“You can’t be what you can’t see.” – Marian Wright Edelman
We’ve been celebrating Women’s History Month in many ways during March. At our recent fundraising gala, we were honored to have Democratic Minority Leader Nancy Pelosi join us to say a few words. A warm and gifted speaker, she talked about the importance of education for girls, and especially arts education. In celebrating and honoring strong women at the Chorus, Ms. Pelosi embodies the incredible achievement that American women have made in our nation in the last few decades, and she stands out as a role model for many.
I’ve been thinking a lot about role models and mentors lately, and their importance in shaping the lives of the girls and young women of the SF Girls Chorus. My own life has been transformed by remarkable women who served as professional mentors to me, starting with the late Judith Arron, the Executive and Artistic Director of Carnegie Hall, with whom I was privileged to work, as her assistant, from 1989-1992. Judy taught me, and demonstrated every day, that the field I had chosen, arts administration, was a vocation and a way of life, not just a job. If I didn’t absolutely love what I was doing—making ways for great art and music to happen–I had no business being there. That became a foundational principle for my life, and I still wake up most days excited and eager to get to work.
A few years later I had the opportunity to work with an incredible visionary and entrepreneur, as well as a great artist—the violinist Midori. She invited me to help her establish her foundation, Midori and Friends, which is still going strong in New York City, bringing music education to thousands of kids in public schools there each year. Although she was a few years younger than I was, Midori’s tireless pursuit of excellence in all she did–from giving transcendent performances to teaching young violinists to asking the heads of corporations for financial support–made her a role model and mentor to me as well.
When I moved back to California from New York in 1997, I was fortunate to work with a woman and an organization that helped to set the bar for me in terms of musical taste, quality, and an organizational culture of innovation and collaboration. Working with Ruth Felt, the founder and President of San Francisco Performances, I had access to some of the world's most wonderful classical artists—helping to organize their concerts in SF and taking them to perform in schools and community centers here. Ruth’s intellectual curiosity and the example she has always set of grace, composure and respect for all, continues to be a source of inspiration to me.

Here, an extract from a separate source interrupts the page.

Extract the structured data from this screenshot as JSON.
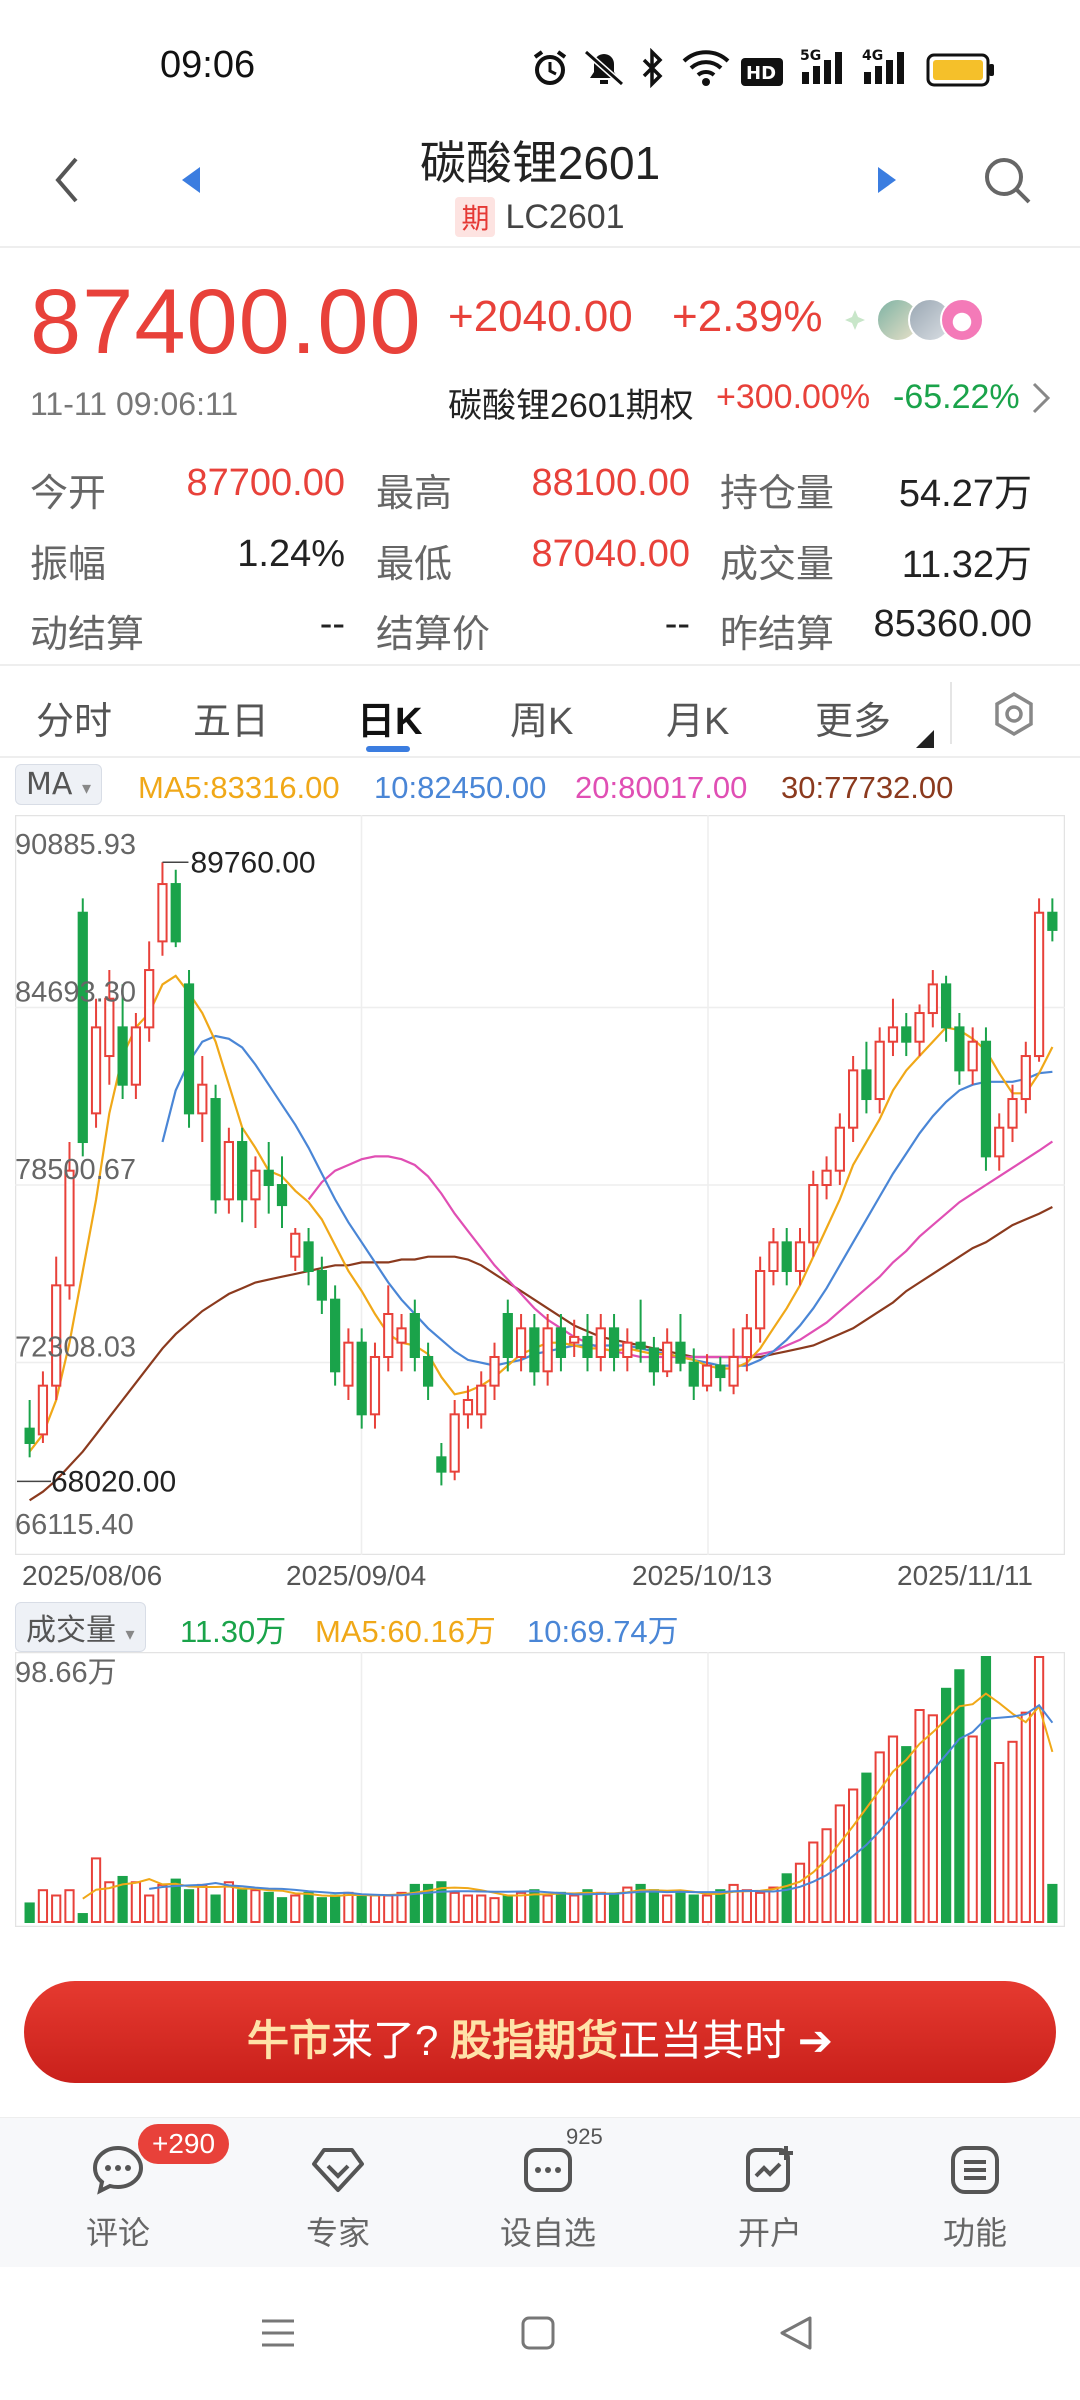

This year at the Chorus we’ve been introducing our singers and our community to several musicians whose lives and artistry have been an inspiration to choristers and to the adults working with them. The women from TENET also held a master class with some of our alumnae last fall. The members of TENET will be making their Carnegie Hall debuts in February 2017, performing much of the music we sang with them here!
Our performance with soprano Deborah Voigt in December not only introduced a bit of
operatic glamor to our holiday concert, but also demonstrated that our choristers were more than ready to hold their own with the most renowned soloists in the world! Deborah Voigt has been very candid about many of the challenges she has faced as a woman and an artist and she’ll be back in San Francisco in May for two performances of her one-woman show, Voigt Lessons, at the SF Opera.
And at our recent gala, beloved mezzo-soprano Frederica von Stade graciously shared the stage with both our premiere ensemble and Level IV of the Chorus School, in a lovely performance of Mozart’s Laudate Dominum. Next season (spoiler alert!), we plan to bring another great mezzo, Laurie Rubin, to perform with us on one of our concerts. Lisa Bielawa has mentioned Laurie, who is featured throughout her serial opera, Vireo, in several of her postcards. Blind since birth and outspoken about her own childhood experiences with bullying, Laurie is another strong role model for young women in the arts.
All of the faculty and staff members at the Chorus give of themselves, every day, to make this organization vibrant and strong. They care deeply about the quality of our choristers’ education and experiences here, in addition to modeling ways for our singers to develop their own powerful voices, literally and metaphorically, as confident young women. Every day we work together to find ways to make great art and music happen for and with our young artists. We do this by giving them the highest quality music education, by showcasing them in performance with some of the world’s greatest artists and by introducing them to extraordinary people—from ceiling-breaking politicians to ground-breaking composers and performers. In the process of learning and performing great music, our choristers grow in many other ways as well. And in this process, they’re also making history.
As the Chorus performs with renowned cellist Joshua Roman on April 10 and as our premiere ensemble performs at the New York Philharmonic Biennial in June. I hope you will join me in celebrating and honoring our young singers’ achievements, and all of the role models who have influenced and shaped their lives.
With All Good Wishes,
Melanie Smith Executive Director San Francisco Girls Chorus